━━━ Records supplied ━━━
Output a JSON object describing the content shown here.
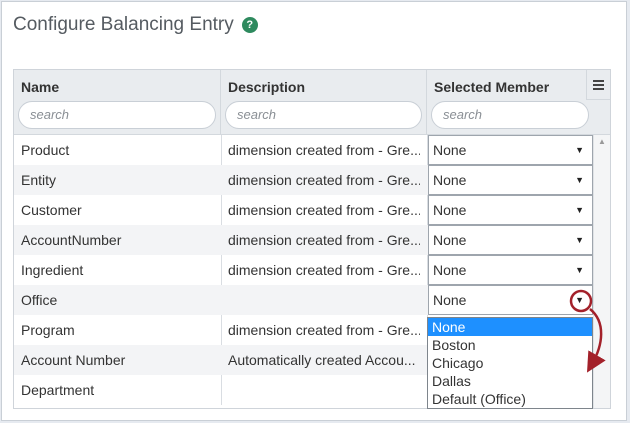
{
  "dialog": {
    "title": "Configure Balancing Entry",
    "help_glyph": "?"
  },
  "grid": {
    "columns": [
      {
        "label": "Name",
        "search_placeholder": "search"
      },
      {
        "label": "Description",
        "search_placeholder": "search"
      },
      {
        "label": "Selected Member",
        "search_placeholder": "search"
      }
    ],
    "rows": [
      {
        "name": "Product",
        "description": "dimension created from - Gre...",
        "member": "None"
      },
      {
        "name": "Entity",
        "description": "dimension created from - Gre...",
        "member": "None"
      },
      {
        "name": "Customer",
        "description": "dimension created from - Gre...",
        "member": "None"
      },
      {
        "name": "AccountNumber",
        "description": "dimension created from - Gre...",
        "member": "None"
      },
      {
        "name": "Ingredient",
        "description": "dimension created from - Gre...",
        "member": "None"
      },
      {
        "name": "Office",
        "description": "",
        "member": "None"
      },
      {
        "name": "Program",
        "description": "dimension created from - Gre...",
        "member": ""
      },
      {
        "name": "Account Number",
        "description": "Automatically created Accou...",
        "member": ""
      },
      {
        "name": "Department",
        "description": "",
        "member": ""
      }
    ],
    "open_dropdown": {
      "row": "Office",
      "options": [
        "None",
        "Boston",
        "Chicago",
        "Dallas",
        "Default (Office)"
      ],
      "selected": "None"
    }
  },
  "colors": {
    "accent_green": "#2e8a5e",
    "selection_blue": "#1e90ff",
    "annotation_red": "#a3212a"
  },
  "icons": {
    "help": "help-icon",
    "column_menu": "hamburger-menu-icon",
    "dropdown_arrow": "caret-down-icon",
    "scroll_up": "scroll-up-icon"
  }
}
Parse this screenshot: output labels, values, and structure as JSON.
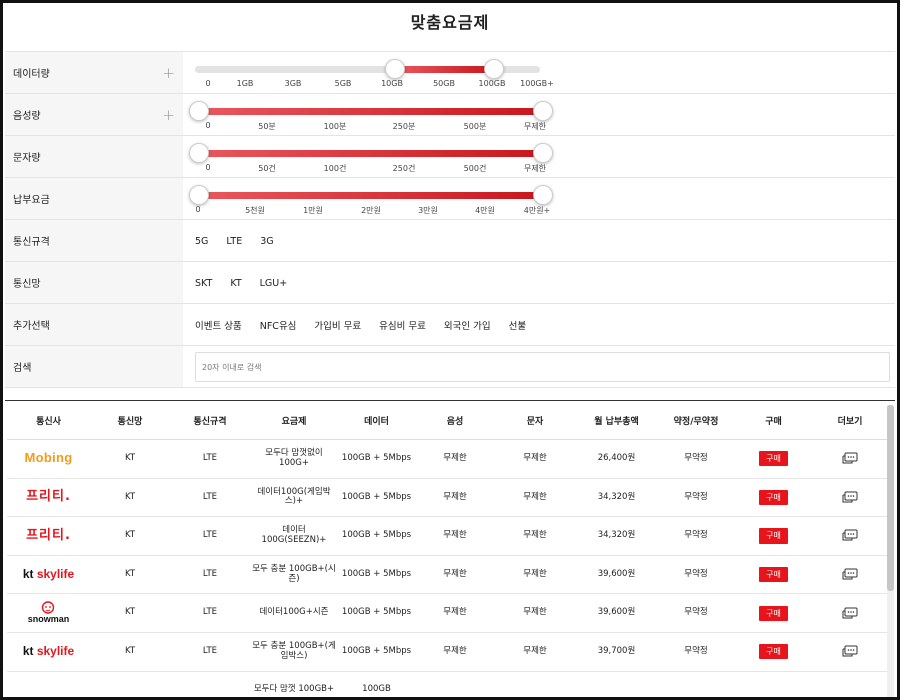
{
  "page": {
    "title": "맞춤요금제"
  },
  "filters": {
    "data": {
      "label": "데이터량",
      "ticks": [
        "0",
        "1GB",
        "3GB",
        "5GB",
        "10GB",
        "50GB",
        "100GB",
        "100GB+"
      ],
      "selected_range": [
        "10GB",
        "100GB"
      ]
    },
    "voice": {
      "label": "음성량",
      "ticks": [
        "0",
        "50분",
        "100분",
        "250분",
        "500분",
        "무제한"
      ],
      "selected_range": [
        "0",
        "무제한"
      ]
    },
    "sms": {
      "label": "문자량",
      "ticks": [
        "0",
        "50건",
        "100건",
        "250건",
        "500건",
        "무제한"
      ],
      "selected_range": [
        "0",
        "무제한"
      ]
    },
    "fee": {
      "label": "납부요금",
      "ticks": [
        "0",
        "5천원",
        "1만원",
        "2만원",
        "3만원",
        "4만원",
        "4만원+"
      ],
      "selected_range": [
        "0",
        "4만원+"
      ]
    },
    "standard": {
      "label": "통신규격",
      "options": [
        "5G",
        "LTE",
        "3G"
      ]
    },
    "network": {
      "label": "통신망",
      "options": [
        "SKT",
        "KT",
        "LGU+"
      ]
    },
    "extra": {
      "label": "추가선택",
      "options": [
        "이벤트 상품",
        "NFC유심",
        "가입비 무료",
        "유심비 무료",
        "외국인 가입",
        "선불"
      ]
    },
    "search": {
      "label": "검색",
      "placeholder": "20자 이내로 검색"
    }
  },
  "table": {
    "headers": [
      "통신사",
      "통신망",
      "통신규격",
      "요금제",
      "데이터",
      "음성",
      "문자",
      "월 납부총액",
      "약정/무약정",
      "구매",
      "더보기"
    ],
    "buy_label": "구매",
    "rows": [
      {
        "carrier": "Mobing",
        "logo": "mobing",
        "network": "KT",
        "standard": "LTE",
        "plan": "모두다 맘껏없이 100G+",
        "data": "100GB + 5Mbps",
        "voice": "무제한",
        "sms": "무제한",
        "price": "26,400원",
        "contract": "무약정"
      },
      {
        "carrier": "프리티",
        "logo": "freet",
        "network": "KT",
        "standard": "LTE",
        "plan": "데이터100G(게임박스)+",
        "data": "100GB + 5Mbps",
        "voice": "무제한",
        "sms": "무제한",
        "price": "34,320원",
        "contract": "무약정"
      },
      {
        "carrier": "프리티",
        "logo": "freet",
        "network": "KT",
        "standard": "LTE",
        "plan": "데이터100G(SEEZN)+",
        "data": "100GB + 5Mbps",
        "voice": "무제한",
        "sms": "무제한",
        "price": "34,320원",
        "contract": "무약정"
      },
      {
        "carrier": "kt skylife",
        "logo": "kt",
        "network": "KT",
        "standard": "LTE",
        "plan": "모두 충분 100GB+(시즌)",
        "data": "100GB + 5Mbps",
        "voice": "무제한",
        "sms": "무제한",
        "price": "39,600원",
        "contract": "무약정"
      },
      {
        "carrier": "snowman",
        "logo": "snowman",
        "network": "KT",
        "standard": "LTE",
        "plan": "데이터100G+시즌",
        "data": "100GB + 5Mbps",
        "voice": "무제한",
        "sms": "무제한",
        "price": "39,600원",
        "contract": "무약정"
      },
      {
        "carrier": "kt skylife",
        "logo": "kt",
        "network": "KT",
        "standard": "LTE",
        "plan": "모두 충분 100GB+(게임박스)",
        "data": "100GB + 5Mbps",
        "voice": "무제한",
        "sms": "무제한",
        "price": "39,700원",
        "contract": "무약정"
      },
      {
        "carrier": "",
        "logo": "none",
        "network": "",
        "standard": "",
        "plan": "모두다 맘껏 100GB+",
        "data": "100GB",
        "voice": "",
        "sms": "",
        "price": "",
        "contract": ""
      }
    ]
  },
  "colors": {
    "accent": "#e8141c",
    "slider_track": "#e3e3e3",
    "label_bg": "#f6f6f6"
  },
  "icons": {
    "expand": "plus-icon",
    "more": "chat-bubble-icon"
  }
}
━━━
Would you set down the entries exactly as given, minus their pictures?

- _Output for this exercise_
Output a JSON object describing the content shown here.
{
  "dialog": {
    "title": "Configure Balancing Entry",
    "help_glyph": "?"
  },
  "grid": {
    "columns": [
      {
        "label": "Name",
        "search_placeholder": "search"
      },
      {
        "label": "Description",
        "search_placeholder": "search"
      },
      {
        "label": "Selected Member",
        "search_placeholder": "search"
      }
    ],
    "rows": [
      {
        "name": "Product",
        "description": "dimension created from - Gre...",
        "member": "None"
      },
      {
        "name": "Entity",
        "description": "dimension created from - Gre...",
        "member": "None"
      },
      {
        "name": "Customer",
        "description": "dimension created from - Gre...",
        "member": "None"
      },
      {
        "name": "AccountNumber",
        "description": "dimension created from - Gre...",
        "member": "None"
      },
      {
        "name": "Ingredient",
        "description": "dimension created from - Gre...",
        "member": "None"
      },
      {
        "name": "Office",
        "description": "",
        "member": "None"
      },
      {
        "name": "Program",
        "description": "dimension created from - Gre...",
        "member": ""
      },
      {
        "name": "Account Number",
        "description": "Automatically created Accou...",
        "member": ""
      },
      {
        "name": "Department",
        "description": "",
        "member": ""
      }
    ],
    "open_dropdown": {
      "row": "Office",
      "options": [
        "None",
        "Boston",
        "Chicago",
        "Dallas",
        "Default (Office)"
      ],
      "selected": "None"
    }
  },
  "colors": {
    "accent_green": "#2e8a5e",
    "selection_blue": "#1e90ff",
    "annotation_red": "#a3212a"
  },
  "icons": {
    "help": "help-icon",
    "column_menu": "hamburger-menu-icon",
    "dropdown_arrow": "caret-down-icon",
    "scroll_up": "scroll-up-icon"
  }
}
Parse this screenshot: output labels, values, and structure as JSON.
{
  "page": {
    "title": "맞춤요금제"
  },
  "filters": {
    "data": {
      "label": "데이터량",
      "ticks": [
        "0",
        "1GB",
        "3GB",
        "5GB",
        "10GB",
        "50GB",
        "100GB",
        "100GB+"
      ],
      "selected_range": [
        "10GB",
        "100GB"
      ]
    },
    "voice": {
      "label": "음성량",
      "ticks": [
        "0",
        "50분",
        "100분",
        "250분",
        "500분",
        "무제한"
      ],
      "selected_range": [
        "0",
        "무제한"
      ]
    },
    "sms": {
      "label": "문자량",
      "ticks": [
        "0",
        "50건",
        "100건",
        "250건",
        "500건",
        "무제한"
      ],
      "selected_range": [
        "0",
        "무제한"
      ]
    },
    "fee": {
      "label": "납부요금",
      "ticks": [
        "0",
        "5천원",
        "1만원",
        "2만원",
        "3만원",
        "4만원",
        "4만원+"
      ],
      "selected_range": [
        "0",
        "4만원+"
      ]
    },
    "standard": {
      "label": "통신규격",
      "options": [
        "5G",
        "LTE",
        "3G"
      ]
    },
    "network": {
      "label": "통신망",
      "options": [
        "SKT",
        "KT",
        "LGU+"
      ]
    },
    "extra": {
      "label": "추가선택",
      "options": [
        "이벤트 상품",
        "NFC유심",
        "가입비 무료",
        "유심비 무료",
        "외국인 가입",
        "선불"
      ]
    },
    "search": {
      "label": "검색",
      "placeholder": "20자 이내로 검색"
    }
  },
  "table": {
    "headers": [
      "통신사",
      "통신망",
      "통신규격",
      "요금제",
      "데이터",
      "음성",
      "문자",
      "월 납부총액",
      "약정/무약정",
      "구매",
      "더보기"
    ],
    "buy_label": "구매",
    "rows": [
      {
        "carrier": "Mobing",
        "logo": "mobing",
        "network": "KT",
        "standard": "LTE",
        "plan": "모두다 맘껏없이 100G+",
        "data": "100GB + 5Mbps",
        "voice": "무제한",
        "sms": "무제한",
        "price": "26,400원",
        "contract": "무약정"
      },
      {
        "carrier": "프리티",
        "logo": "freet",
        "network": "KT",
        "standard": "LTE",
        "plan": "데이터100G(게임박스)+",
        "data": "100GB + 5Mbps",
        "voice": "무제한",
        "sms": "무제한",
        "price": "34,320원",
        "contract": "무약정"
      },
      {
        "carrier": "프리티",
        "logo": "freet",
        "network": "KT",
        "standard": "LTE",
        "plan": "데이터100G(SEEZN)+",
        "data": "100GB + 5Mbps",
        "voice": "무제한",
        "sms": "무제한",
        "price": "34,320원",
        "contract": "무약정"
      },
      {
        "carrier": "kt skylife",
        "logo": "kt",
        "network": "KT",
        "standard": "LTE",
        "plan": "모두 충분 100GB+(시즌)",
        "data": "100GB + 5Mbps",
        "voice": "무제한",
        "sms": "무제한",
        "price": "39,600원",
        "contract": "무약정"
      },
      {
        "carrier": "snowman",
        "logo": "snowman",
        "network": "KT",
        "standard": "LTE",
        "plan": "데이터100G+시즌",
        "data": "100GB + 5Mbps",
        "voice": "무제한",
        "sms": "무제한",
        "price": "39,600원",
        "contract": "무약정"
      },
      {
        "carrier": "kt skylife",
        "logo": "kt",
        "network": "KT",
        "standard": "LTE",
        "plan": "모두 충분 100GB+(게임박스)",
        "data": "100GB + 5Mbps",
        "voice": "무제한",
        "sms": "무제한",
        "price": "39,700원",
        "contract": "무약정"
      },
      {
        "carrier": "",
        "logo": "none",
        "network": "",
        "standard": "",
        "plan": "모두다 맘껏 100GB+",
        "data": "100GB",
        "voice": "",
        "sms": "",
        "price": "",
        "contract": ""
      }
    ]
  },
  "colors": {
    "accent": "#e8141c",
    "slider_track": "#e3e3e3",
    "label_bg": "#f6f6f6"
  },
  "icons": {
    "expand": "plus-icon",
    "more": "chat-bubble-icon"
  }
}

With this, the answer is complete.